Rick Perry, arch-conservative former governor of Texas, owned the room at 9:45 a.m. on a Wednesday in deep-blue Denver. Like Rodgers, Perry, with a libertarian, pro-legalization flair that seemed slightly at odds with his legislative record, appeared to find a receptive audience tucked within the MAPS crowd. Political ideologies get fuzzy when you’re tripping your face off. We’re all friends here. 

There will be shrooms stores in Colorado — the only question is when and what they look like. 

If history provides any insight, chances are they’ll look a lot like weed shops. Or the Apple store. Or an app where you just stab your finger at a logo on your phone screen that somehow expresses in one image the feeling of a couple of grams, a piping hot pizza and David Attenborough’s Planet Earth series queued up on Netflix. To folks that consider psychedelic substances to be sacred gifts from a higher power, that glimpse into the future — a merger of the corporate and the groovy — probably sounds pretty lame, no?

Yeah? Well, progress can feel lame. But there are still plenty of places in this country where you can go to jail for walking around with a chocolate bar infused with a gram of psilocybin, barely a few pinches of plant material. 

It kind of rocks that Colorado isn’t one of those places, and that people feel comfortable being themselves in our state. I hope MAPS and the psychedelic circus that the organization brought to Denver this week come back next summer. 

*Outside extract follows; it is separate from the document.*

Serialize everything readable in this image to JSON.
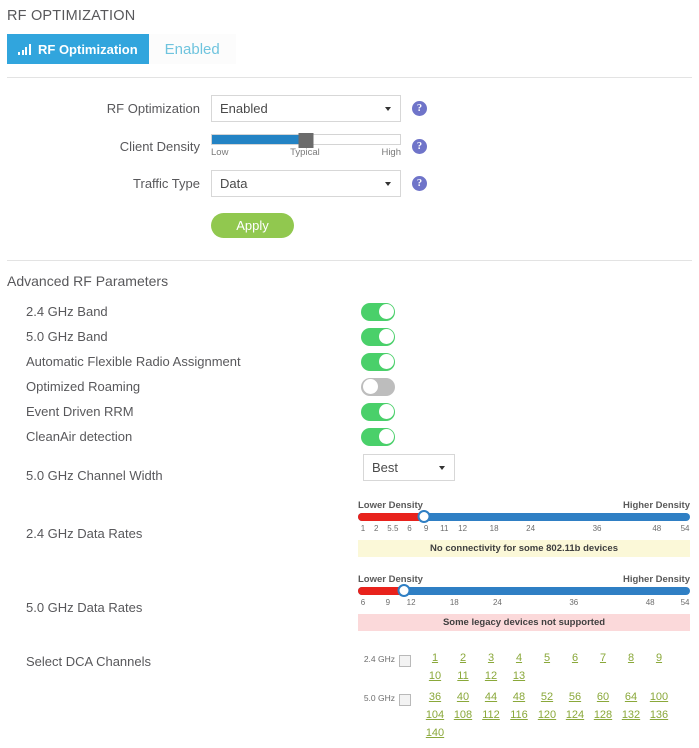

Lucas High is associate editor of BizWest.

Source: BizWest